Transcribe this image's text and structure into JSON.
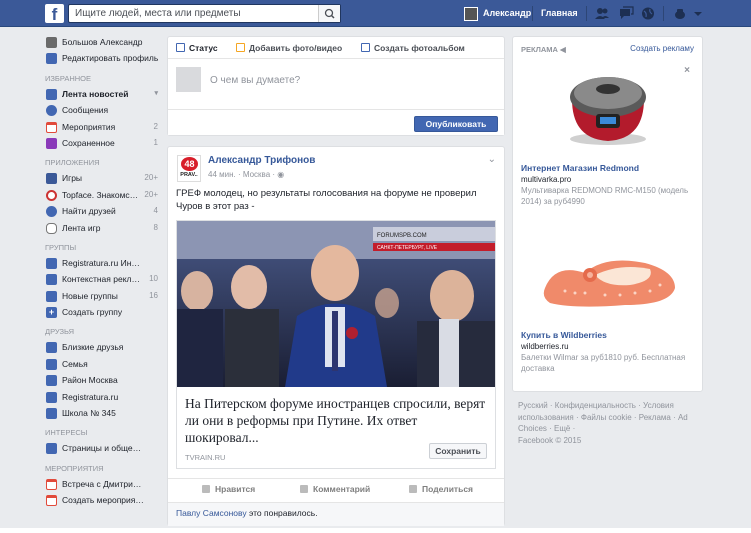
{
  "topbar": {
    "logo": "f",
    "search_placeholder": "Ищите людей, места или предметы",
    "user_name": "Александр",
    "home": "Главная"
  },
  "sidebar": {
    "profile": [
      {
        "label": "Большов Александр",
        "icon": "avatar"
      },
      {
        "label": "Редактировать профиль",
        "icon": "pencil-icon"
      }
    ],
    "favorites_header": "ИЗБРАННОЕ",
    "favorites": [
      {
        "label": "Лента новостей",
        "count": "",
        "icon": "newsfeed-icon",
        "color": "#4267b2"
      },
      {
        "label": "Сообщения",
        "count": "",
        "icon": "messages-icon",
        "color": "#4267b2"
      },
      {
        "label": "Мероприятия",
        "count": "2",
        "icon": "calendar-icon",
        "color": "#e14a3b"
      },
      {
        "label": "Сохраненное",
        "count": "1",
        "icon": "bookmark-icon",
        "color": "#8a3ab9"
      }
    ],
    "apps_header": "ПРИЛОЖЕНИЯ",
    "apps": [
      {
        "label": "Игры",
        "count": "20+",
        "icon": "games-icon",
        "color": "#3b5998"
      },
      {
        "label": "Topface. Знакомс…",
        "count": "20+",
        "icon": "topface-icon",
        "color": "#c33"
      },
      {
        "label": "Найти друзей",
        "count": "4",
        "icon": "friends-icon",
        "color": "#4267b2"
      },
      {
        "label": "Лента игр",
        "count": "8",
        "icon": "gamepad-icon",
        "color": "#777"
      }
    ],
    "groups_header": "ГРУППЫ",
    "groups": [
      {
        "label": "Registratura.ru Ин…",
        "count": "",
        "icon": "group-icon",
        "color": "#4267b2"
      },
      {
        "label": "Контекстная рекл…",
        "count": "10",
        "icon": "group-icon",
        "color": "#4267b2"
      },
      {
        "label": "Новые группы",
        "count": "16",
        "icon": "group-icon",
        "color": "#4267b2"
      },
      {
        "label": "Создать группу",
        "count": "",
        "icon": "plus-icon",
        "color": "#4267b2"
      }
    ],
    "friends_header": "ДРУЗЬЯ",
    "friends": [
      {
        "label": "Близкие друзья",
        "icon": "star-icon",
        "color": "#4267b2"
      },
      {
        "label": "Семья",
        "icon": "family-icon",
        "color": "#4267b2"
      },
      {
        "label": "Район Москва",
        "icon": "location-icon",
        "color": "#4267b2"
      },
      {
        "label": "Registratura.ru",
        "icon": "work-icon",
        "color": "#4267b2"
      },
      {
        "label": "Школа № 345",
        "icon": "school-icon",
        "color": "#4267b2"
      }
    ],
    "interests_header": "ИНТЕРЕСЫ",
    "interests": [
      {
        "label": "Страницы и обще…",
        "icon": "pages-icon",
        "color": "#4267b2"
      }
    ],
    "events_header": "МЕРОПРИЯТИЯ",
    "events": [
      {
        "label": "Встреча с Дмитри…",
        "icon": "calendar-icon",
        "color": "#e14a3b"
      },
      {
        "label": "Создать мероприя…",
        "icon": "calendar-plus-icon",
        "color": "#e14a3b"
      }
    ]
  },
  "composer": {
    "tab_status": "Статус",
    "tab_photo": "Добавить фото/видео",
    "tab_album": "Создать фотоальбом",
    "placeholder": "О чем вы думаете?",
    "publish": "Опубликовать"
  },
  "post": {
    "avatar_number": "48",
    "avatar_word": "PRAV..",
    "author": "Александр Трифонов",
    "time": "44 мин.",
    "place": "Москва",
    "text": "ГРЕФ молодец, но результаты голосования на форуме не проверил Чуров в этот раз -",
    "link_title": "На Питерском форуме иностранцев спросили, верят ли они в реформы при Путине. Их ответ шокировал...",
    "link_domain": "TVRAIN.RU",
    "image_caption_1": "FORUMSPB.COM",
    "image_caption_2": "САНКТ-ПЕТЕРБУРГ, LIVE",
    "save": "Сохранить",
    "like": "Нравится",
    "comment": "Комментарий",
    "share": "Поделиться",
    "liked_by": "Павлу Самсонову",
    "liked_suffix": " это понравилось."
  },
  "ads": {
    "header": "РЕКЛАМА",
    "create": "Создать рекламу",
    "close": "×",
    "items": [
      {
        "title": "Интернет Магазин Redmond",
        "url": "multivarka.pro",
        "desc": "Мультиварка REDMOND RMC-M150 (модель 2014) за руб4990"
      },
      {
        "title": "Купить в Wildberries",
        "url": "wildberries.ru",
        "desc": "Балетки Wilmar за руб1810 руб. Бесплатная доставка"
      }
    ]
  },
  "footer": {
    "line1": "Русский · Конфиденциальность · Условия использования · Файлы cookie · Реклама · Ad Choices",
    "more": " · Ещё ·",
    "copyright": "Facebook © 2015"
  }
}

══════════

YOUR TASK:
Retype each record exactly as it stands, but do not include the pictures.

EXERCISE SOLUTION:
Transcribe this image's text and structure into JSON.
{
  "topbar": {
    "logo": "f",
    "search_placeholder": "Ищите людей, места или предметы",
    "user_name": "Александр",
    "home": "Главная"
  },
  "sidebar": {
    "profile": [
      {
        "label": "Большов Александр",
        "icon": "avatar"
      },
      {
        "label": "Редактировать профиль",
        "icon": "pencil-icon"
      }
    ],
    "favorites_header": "ИЗБРАННОЕ",
    "favorites": [
      {
        "label": "Лента новостей",
        "count": "",
        "icon": "newsfeed-icon",
        "color": "#4267b2"
      },
      {
        "label": "Сообщения",
        "count": "",
        "icon": "messages-icon",
        "color": "#4267b2"
      },
      {
        "label": "Мероприятия",
        "count": "2",
        "icon": "calendar-icon",
        "color": "#e14a3b"
      },
      {
        "label": "Сохраненное",
        "count": "1",
        "icon": "bookmark-icon",
        "color": "#8a3ab9"
      }
    ],
    "apps_header": "ПРИЛОЖЕНИЯ",
    "apps": [
      {
        "label": "Игры",
        "count": "20+",
        "icon": "games-icon",
        "color": "#3b5998"
      },
      {
        "label": "Topface. Знакомс…",
        "count": "20+",
        "icon": "topface-icon",
        "color": "#c33"
      },
      {
        "label": "Найти друзей",
        "count": "4",
        "icon": "friends-icon",
        "color": "#4267b2"
      },
      {
        "label": "Лента игр",
        "count": "8",
        "icon": "gamepad-icon",
        "color": "#777"
      }
    ],
    "groups_header": "ГРУППЫ",
    "groups": [
      {
        "label": "Registratura.ru Ин…",
        "count": "",
        "icon": "group-icon",
        "color": "#4267b2"
      },
      {
        "label": "Контекстная рекл…",
        "count": "10",
        "icon": "group-icon",
        "color": "#4267b2"
      },
      {
        "label": "Новые группы",
        "count": "16",
        "icon": "group-icon",
        "color": "#4267b2"
      },
      {
        "label": "Создать группу",
        "count": "",
        "icon": "plus-icon",
        "color": "#4267b2"
      }
    ],
    "friends_header": "ДРУЗЬЯ",
    "friends": [
      {
        "label": "Близкие друзья",
        "icon": "star-icon",
        "color": "#4267b2"
      },
      {
        "label": "Семья",
        "icon": "family-icon",
        "color": "#4267b2"
      },
      {
        "label": "Район Москва",
        "icon": "location-icon",
        "color": "#4267b2"
      },
      {
        "label": "Registratura.ru",
        "icon": "work-icon",
        "color": "#4267b2"
      },
      {
        "label": "Школа № 345",
        "icon": "school-icon",
        "color": "#4267b2"
      }
    ],
    "interests_header": "ИНТЕРЕСЫ",
    "interests": [
      {
        "label": "Страницы и обще…",
        "icon": "pages-icon",
        "color": "#4267b2"
      }
    ],
    "events_header": "МЕРОПРИЯТИЯ",
    "events": [
      {
        "label": "Встреча с Дмитри…",
        "icon": "calendar-icon",
        "color": "#e14a3b"
      },
      {
        "label": "Создать мероприя…",
        "icon": "calendar-plus-icon",
        "color": "#e14a3b"
      }
    ]
  },
  "composer": {
    "tab_status": "Статус",
    "tab_photo": "Добавить фото/видео",
    "tab_album": "Создать фотоальбом",
    "placeholder": "О чем вы думаете?",
    "publish": "Опубликовать"
  },
  "post": {
    "avatar_number": "48",
    "avatar_word": "PRAV..",
    "author": "Александр Трифонов",
    "time": "44 мин.",
    "place": "Москва",
    "text": "ГРЕФ молодец, но результаты голосования на форуме не проверил Чуров в этот раз -",
    "link_title": "На Питерском форуме иностранцев спросили, верят ли они в реформы при Путине. Их ответ шокировал...",
    "link_domain": "TVRAIN.RU",
    "image_caption_1": "FORUMSPB.COM",
    "image_caption_2": "САНКТ-ПЕТЕРБУРГ, LIVE",
    "save": "Сохранить",
    "like": "Нравится",
    "comment": "Комментарий",
    "share": "Поделиться",
    "liked_by": "Павлу Самсонову",
    "liked_suffix": " это понравилось."
  },
  "ads": {
    "header": "РЕКЛАМА",
    "create": "Создать рекламу",
    "close": "×",
    "items": [
      {
        "title": "Интернет Магазин Redmond",
        "url": "multivarka.pro",
        "desc": "Мультиварка REDMOND RMC-M150 (модель 2014) за руб4990"
      },
      {
        "title": "Купить в Wildberries",
        "url": "wildberries.ru",
        "desc": "Балетки Wilmar за руб1810 руб. Бесплатная доставка"
      }
    ]
  },
  "footer": {
    "line1": "Русский · Конфиденциальность · Условия использования · Файлы cookie · Реклама · Ad Choices",
    "more": " · Ещё ·",
    "copyright": "Facebook © 2015"
  }
}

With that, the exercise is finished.